* [Provided records]

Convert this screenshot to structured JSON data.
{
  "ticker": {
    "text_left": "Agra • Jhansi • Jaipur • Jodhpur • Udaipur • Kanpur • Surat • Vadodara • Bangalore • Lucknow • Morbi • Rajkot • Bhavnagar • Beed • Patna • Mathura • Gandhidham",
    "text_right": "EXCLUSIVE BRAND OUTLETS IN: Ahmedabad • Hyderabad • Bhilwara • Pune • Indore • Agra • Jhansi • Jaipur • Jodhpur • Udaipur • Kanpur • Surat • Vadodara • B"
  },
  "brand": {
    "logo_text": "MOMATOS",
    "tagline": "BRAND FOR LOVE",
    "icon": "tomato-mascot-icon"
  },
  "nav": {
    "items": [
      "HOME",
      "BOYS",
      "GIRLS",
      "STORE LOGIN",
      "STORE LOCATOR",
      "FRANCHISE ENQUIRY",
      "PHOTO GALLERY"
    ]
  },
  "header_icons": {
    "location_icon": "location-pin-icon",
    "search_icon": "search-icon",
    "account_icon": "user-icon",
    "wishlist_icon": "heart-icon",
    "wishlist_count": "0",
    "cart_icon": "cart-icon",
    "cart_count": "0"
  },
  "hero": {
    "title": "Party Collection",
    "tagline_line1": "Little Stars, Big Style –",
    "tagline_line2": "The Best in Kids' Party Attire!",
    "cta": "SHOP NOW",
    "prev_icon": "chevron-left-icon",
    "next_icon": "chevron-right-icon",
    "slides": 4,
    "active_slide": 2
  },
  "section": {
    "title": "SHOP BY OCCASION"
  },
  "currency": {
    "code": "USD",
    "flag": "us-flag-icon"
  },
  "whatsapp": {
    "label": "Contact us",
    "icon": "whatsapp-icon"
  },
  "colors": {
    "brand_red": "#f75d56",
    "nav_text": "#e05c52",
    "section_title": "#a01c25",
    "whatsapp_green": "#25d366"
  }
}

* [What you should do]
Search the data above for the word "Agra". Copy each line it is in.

* [Answer section]
    "text_left": "Agra • Jhansi • Jaipur • Jodhpur • Udaipur • Kanpur • Surat • Vadodara • Bangalore • Lucknow • Morbi • Rajkot • Bhavnagar • Beed • Patna • Mathura • Gandhidham",
    "text_right": "EXCLUSIVE BRAND OUTLETS IN: Ahmedabad • Hyderabad • Bhilwara • Pune • Indore • Agra • Jhansi • Jaipur • Jodhpur • Udaipur • Kanpur • Surat • Vadodara • B"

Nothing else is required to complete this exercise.